■ What to produce:
Only a number is expected here: the count of lines in this data where "discount" occurs.

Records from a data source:
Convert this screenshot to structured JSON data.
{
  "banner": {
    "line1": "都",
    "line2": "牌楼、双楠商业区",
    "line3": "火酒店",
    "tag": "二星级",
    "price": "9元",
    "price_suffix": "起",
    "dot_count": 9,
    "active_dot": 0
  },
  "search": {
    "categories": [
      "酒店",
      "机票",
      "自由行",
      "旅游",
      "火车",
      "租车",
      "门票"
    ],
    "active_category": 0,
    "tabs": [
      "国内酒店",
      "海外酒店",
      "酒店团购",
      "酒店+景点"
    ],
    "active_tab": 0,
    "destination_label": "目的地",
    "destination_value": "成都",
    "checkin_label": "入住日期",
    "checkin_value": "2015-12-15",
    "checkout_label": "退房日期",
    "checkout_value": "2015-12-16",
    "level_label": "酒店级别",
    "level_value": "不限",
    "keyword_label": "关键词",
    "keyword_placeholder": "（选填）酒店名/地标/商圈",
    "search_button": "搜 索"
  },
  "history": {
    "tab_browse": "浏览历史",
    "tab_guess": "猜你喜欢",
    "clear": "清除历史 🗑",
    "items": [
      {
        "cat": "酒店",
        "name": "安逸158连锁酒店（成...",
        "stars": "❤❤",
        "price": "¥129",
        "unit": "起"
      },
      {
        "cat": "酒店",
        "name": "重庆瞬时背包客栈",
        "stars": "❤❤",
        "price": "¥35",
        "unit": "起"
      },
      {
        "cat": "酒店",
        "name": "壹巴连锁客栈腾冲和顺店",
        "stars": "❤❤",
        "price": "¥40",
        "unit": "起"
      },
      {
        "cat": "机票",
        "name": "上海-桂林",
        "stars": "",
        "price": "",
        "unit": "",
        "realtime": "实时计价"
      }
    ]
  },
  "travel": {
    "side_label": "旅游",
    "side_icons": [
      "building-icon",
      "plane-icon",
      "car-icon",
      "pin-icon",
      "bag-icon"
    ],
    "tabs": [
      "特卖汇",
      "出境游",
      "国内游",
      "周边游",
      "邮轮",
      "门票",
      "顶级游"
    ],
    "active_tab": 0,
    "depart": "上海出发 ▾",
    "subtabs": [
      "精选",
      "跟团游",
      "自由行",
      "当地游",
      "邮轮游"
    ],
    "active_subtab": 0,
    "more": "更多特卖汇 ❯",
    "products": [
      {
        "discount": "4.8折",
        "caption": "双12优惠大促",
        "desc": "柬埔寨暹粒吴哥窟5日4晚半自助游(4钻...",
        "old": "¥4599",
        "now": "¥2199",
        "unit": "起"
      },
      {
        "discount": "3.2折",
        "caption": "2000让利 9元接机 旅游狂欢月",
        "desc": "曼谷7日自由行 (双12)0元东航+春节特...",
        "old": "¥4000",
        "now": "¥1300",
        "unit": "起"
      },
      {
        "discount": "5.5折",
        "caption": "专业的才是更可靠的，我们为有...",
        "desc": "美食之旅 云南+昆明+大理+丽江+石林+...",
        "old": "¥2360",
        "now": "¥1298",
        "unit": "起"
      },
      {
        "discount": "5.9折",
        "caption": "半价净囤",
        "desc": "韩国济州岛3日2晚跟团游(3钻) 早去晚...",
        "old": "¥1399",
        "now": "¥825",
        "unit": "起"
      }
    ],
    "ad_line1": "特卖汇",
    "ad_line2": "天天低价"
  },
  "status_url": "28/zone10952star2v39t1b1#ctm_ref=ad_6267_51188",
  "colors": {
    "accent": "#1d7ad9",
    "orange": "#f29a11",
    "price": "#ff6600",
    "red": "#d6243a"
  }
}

■ Exercise response:
4